Great Beasts of Burden
“Grond they named it, in memory of the Hammer of the Underworld of old.
Great beasts drew it, Orcs surrounded it, and behind walked mountain-trolls to wield it.”
LOTR: ROTK B5 C4
Little is known about these beasts of burden. They were first seen in the War of the Ring at the Battle of the Minas Tirith, upon the burning plain of the Pelennor during the siege of the white city. They are mentioned only in passing in the Red Book of Westmarch, which unfortunately is one of the few remaining written accounts of the battle. They must have been mammoth in size in order to pull the engines of war made by Sauron within the walls of Mordor. They were called ‘Great Beasts’ for they were charged with hauling many of the siege towers and engines of war across the burning field of battle, but it was the hauling of the vast battering ram Grond for which they are truly remembered.
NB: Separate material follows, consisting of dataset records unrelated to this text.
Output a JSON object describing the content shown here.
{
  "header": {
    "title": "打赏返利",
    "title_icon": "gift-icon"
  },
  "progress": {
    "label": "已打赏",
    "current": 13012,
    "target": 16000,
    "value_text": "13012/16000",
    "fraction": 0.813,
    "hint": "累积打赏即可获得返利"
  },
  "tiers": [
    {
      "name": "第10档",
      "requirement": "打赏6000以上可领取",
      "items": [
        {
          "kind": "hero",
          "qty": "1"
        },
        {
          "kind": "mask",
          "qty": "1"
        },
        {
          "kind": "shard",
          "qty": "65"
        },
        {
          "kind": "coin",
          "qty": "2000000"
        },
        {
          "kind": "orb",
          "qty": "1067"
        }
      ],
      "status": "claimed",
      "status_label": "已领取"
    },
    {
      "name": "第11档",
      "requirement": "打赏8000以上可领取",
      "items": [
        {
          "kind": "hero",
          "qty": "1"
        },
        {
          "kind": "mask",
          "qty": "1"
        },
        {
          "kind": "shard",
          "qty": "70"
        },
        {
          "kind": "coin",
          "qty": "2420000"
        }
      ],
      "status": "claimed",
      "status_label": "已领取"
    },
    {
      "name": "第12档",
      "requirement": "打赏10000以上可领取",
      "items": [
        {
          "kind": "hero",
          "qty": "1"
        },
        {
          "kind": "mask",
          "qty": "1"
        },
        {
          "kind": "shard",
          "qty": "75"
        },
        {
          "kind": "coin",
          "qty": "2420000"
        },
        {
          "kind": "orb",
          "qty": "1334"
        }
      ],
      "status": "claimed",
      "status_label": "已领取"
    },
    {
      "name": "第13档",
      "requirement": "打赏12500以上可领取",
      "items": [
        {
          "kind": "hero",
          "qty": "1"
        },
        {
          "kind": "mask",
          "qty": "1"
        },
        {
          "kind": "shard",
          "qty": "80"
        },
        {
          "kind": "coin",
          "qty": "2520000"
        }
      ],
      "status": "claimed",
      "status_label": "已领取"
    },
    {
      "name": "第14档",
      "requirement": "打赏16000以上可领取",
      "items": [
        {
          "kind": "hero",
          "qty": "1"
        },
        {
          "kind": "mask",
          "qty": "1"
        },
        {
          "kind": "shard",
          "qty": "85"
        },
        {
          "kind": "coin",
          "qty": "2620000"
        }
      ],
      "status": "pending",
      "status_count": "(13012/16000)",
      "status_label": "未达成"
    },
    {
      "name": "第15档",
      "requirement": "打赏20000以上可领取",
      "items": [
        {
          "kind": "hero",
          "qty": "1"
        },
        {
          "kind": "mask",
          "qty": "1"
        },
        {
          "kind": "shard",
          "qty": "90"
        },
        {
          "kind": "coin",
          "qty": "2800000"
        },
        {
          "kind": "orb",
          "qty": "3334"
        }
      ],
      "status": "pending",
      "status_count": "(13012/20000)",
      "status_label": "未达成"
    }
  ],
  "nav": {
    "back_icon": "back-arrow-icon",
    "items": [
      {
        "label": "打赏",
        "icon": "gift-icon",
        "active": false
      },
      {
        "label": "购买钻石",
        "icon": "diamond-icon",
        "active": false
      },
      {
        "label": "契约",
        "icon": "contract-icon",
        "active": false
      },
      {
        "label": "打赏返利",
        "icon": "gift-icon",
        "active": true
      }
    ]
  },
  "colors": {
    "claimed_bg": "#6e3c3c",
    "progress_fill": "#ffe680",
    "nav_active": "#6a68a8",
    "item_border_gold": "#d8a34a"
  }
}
Some believe the these great beasts or ‘Siege Beasts’ were simply one of the many Mumakil used in battle, however there are accounts that state that these creatures that came out of Mordor, were in fact another form of beast altogether. It is believed the they like the Mumakil, were found deep in the jungles of Far Harad and brought north to Mordor, where they were bred with other foul creatures in the pits of Barad-dûr using dark sorcery to make them stronger, larger and more deadly in battle. They wore no armor, because their hides were thick and they had a great horn upon their heads.
These creatures, which are named in the Book of Fire as ‘Siege Beasts,’ though little was written about them. It is said they come from a long line of brutes of ancient origin, that had existed in the wild lands of the far south for time immemorial and that Sauron made of them brazen beasts for use in battle. What foul craft was used to breed these creatures is not known, for none now live who remember it. No account is written about these great beasts, that could be found even in the Library of Shadow.
Ever since the middle night the great assault had gone on. The drums rolled. To the north and to the south company upon company of the enemy pressed to the walls. There came great beasts, like moving houses in the red and fitful light, the mûmakil of the Harad dragging through the lanes amid the fires huge towers and engines. Yet their Captain cared not greatly what they did or how many might be slain: their purpose was only to test the strength of the defense and to keep the men of Gondor busy in many places. It was against the Gate that he would throw his heaviest weight. Very strong it might be, wrought of steel and iron, and guarded with towers and bastions of indomitable stone, yet it was the key, the weakest point in all that high and impenetrable wall.
The drums rolled louder. Fires leaped up. Great engines crawled across the field; and in the midst was a huge ram, great as a forest-tree a hundred feet in length, swinging on mighty chains. Long had it been forging in the dark smithies of Mordor, and its hideous head, founded of black steel, was shaped in the likeness of a ravening wolf; on it spells of ruin lay. Grond they named it, in memory of the Hammer of the Underworld of old. Great beasts drew it, Orcs surrounded it, and behind walked mountain-trolls to wield it.
But about the Gate resistance still was stout, and there the knights of Dol Amroth and the hardiest of the garrison stood at bay. Shot and dart fell thick; siege-towers crashed or blazed suddenly like torches. All before the walls on either side of the Gate the ground was choked with wreck and with bodies of the slain; yet still driven as by a madness more and more came up.
Grond crawled on. Upon its housing no fire would catch; and though now and again some great beast that hauled it would go mad and spread stamping ruin among the orcs innumerable that guarded it, their bodies were cast aside from its path and others took their place.
Grond crawled on. The drums rolled wildly. Over the hills of slain a hideous shape appeared: a horseman, tall, hooded, cloaked in black. Slowly, trampling the fallen, he rode forth, heeding no longer any dart. He halted and held up a long pale sword. And as he did so a great fear fell on all, defender and foe alike; and the hands of men drooped to their sides, and no bow sang. For a moment all was still.
From The Lord of the Rings: The Return of the King in the chapter ‘The Siege of Gondor’